Optimized state (with AirBLOWER)
The energy-related benefit of this cooling concept can be illustrated by assessing an entire production year. The temperature in a production hall is subject to large seasonal fluctuations. The fluctuation levels depend on the individual situation. Based on past experience, a typical temperature range of between 20 °C and 35 °C has been assumed for the following example. This temperature range is distributed over the entire year according to the monthly average values in Germany for the year 2020 (Source: DWD). Figure 2 shows the temperature curves resulting from the model. The previously mentioned weather data (outdoor climate) is shown in black, the hall temperature is shown in orange and the maximum temperature in the control cabinet is shown in red. The examined control cabinet is the one shown in Figure 1. The focus here is on the control cabinet on the left that initially does not have active cooling. A free power loss of 500 W is assumed for this cabinet. A maximum permissible temperature of 40 °C inside the control cabinet was defined as a standard variable. If this temperature is exceeded in the control cabinet, the heat needs to be removed from the control cabinet by means of active cooling.
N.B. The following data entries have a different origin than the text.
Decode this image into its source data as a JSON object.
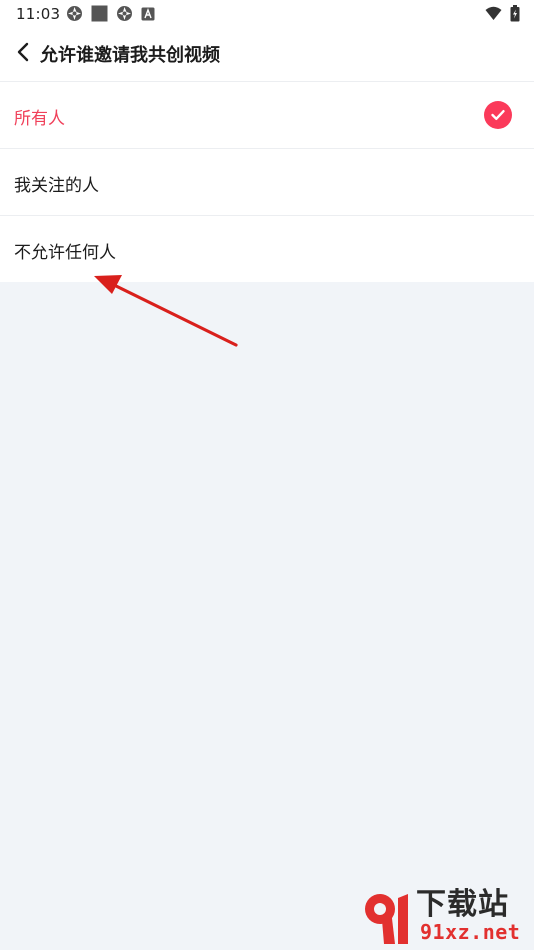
{
  "status_bar": {
    "time": "11:03",
    "left_icons": [
      "aperture-icon",
      "square-icon",
      "aperture-icon",
      "a-badge-icon"
    ],
    "right_icons": [
      "wifi-icon",
      "battery-charging-icon"
    ]
  },
  "header": {
    "back_icon": "chevron-left-icon",
    "title": "允许谁邀请我共创视频"
  },
  "options": [
    {
      "label": "所有人",
      "selected": true
    },
    {
      "label": "我关注的人",
      "selected": false
    },
    {
      "label": "不允许任何人",
      "selected": false
    }
  ],
  "annotation": {
    "arrow_color": "#d9201c"
  },
  "watermark": {
    "top_text": "下载站",
    "bottom_text": "91xz.net"
  },
  "colors": {
    "accent": "#fb3a5a",
    "selected_text": "#f0405a",
    "background": "#f1f4f8"
  }
}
Figure 2 at the top shows the starting situation again at which there is little air movement in the control cabinet. The blue bars show the mean additional cooling needs measured in Watts per month. This cooling output needs to be fed to the control cabinet on average every month to reach the stipulated temperature of 40 °C. It is clear that additional cooling is required from April to November. According to the temperature curve, the maximum in the hall is reached in August. The temperatures in the control cabinet in those months in which no active cooling is applied are close to 40 °C. We know from the CFD simulation that there is also significant temperature stratification. In contrast, if we look at the case where an Airblower is used, as shown at the bottom of Figure 2, it is clear that a significant improvement can be achieved with respect to the energy required for cooling. Here, additional cooling is only required in the months June to September. The amount of required cooling output is also reduced significantly. In August, in which the maximum value is reached, the additional cooling need is reduced from 450 W to 200 W. The temperatures with an Airblower are much lower, even in those months where no active cooling is required. If temperatures of up to 40 °C are allowed in the control cabinet, clocked operation of the Airblower is also possible here.
Non-optimized state (free cooling)
Optimized state (with AirBLOWER
Figure 2 clearly shows the effects of a seasonal cooling concept. The potential energy and emission savings can be seen when the optimized state is compared to the non-optimized state. For instance, a 2-shift operation that runs on every workday in the year. A value of 2 is used for the Energy Efficiency Ratio (EER) when generating cold, i.e. 1 kWh of electricity is required per 2 kWh of cold. The annual power consumption for the non-optimized state is 557 kWh. The power consumption for the optimized state with an Airblower is 131 kWh. This corresponds to a reduction of 76 %. The additional fan output has already been taken into account. As the electricity used to generate the cold air comes from a power mix of fossil fuels, the CO2 savings potential for the examined variants can be determined. The actual emission reduction equates to 76 % under the assumed assumptions. If the German power mix for the year 2020 is used for the calculations, there is a reduction every year from 204 kg CO2 to 48 kg CO2. If the potential shown is scaled to an entire production plant with 200 such cabinet combinations, there would be a savings potential of over 85,000 kWh and 31 t CO2.
This calculation example shows how environmentally-friendly planning of control cabinets can lower operating costs and the amount of energy required for cooling the control cabinets without increasing the risk of a thermally-induced failure.
Daniel Haag, M.Sc. (IGTE)
Wolfgang Heidemann, Engineer (IGTE)
Michael Bautz, Product Manager Cabinet, Friedrich Lütze GmbH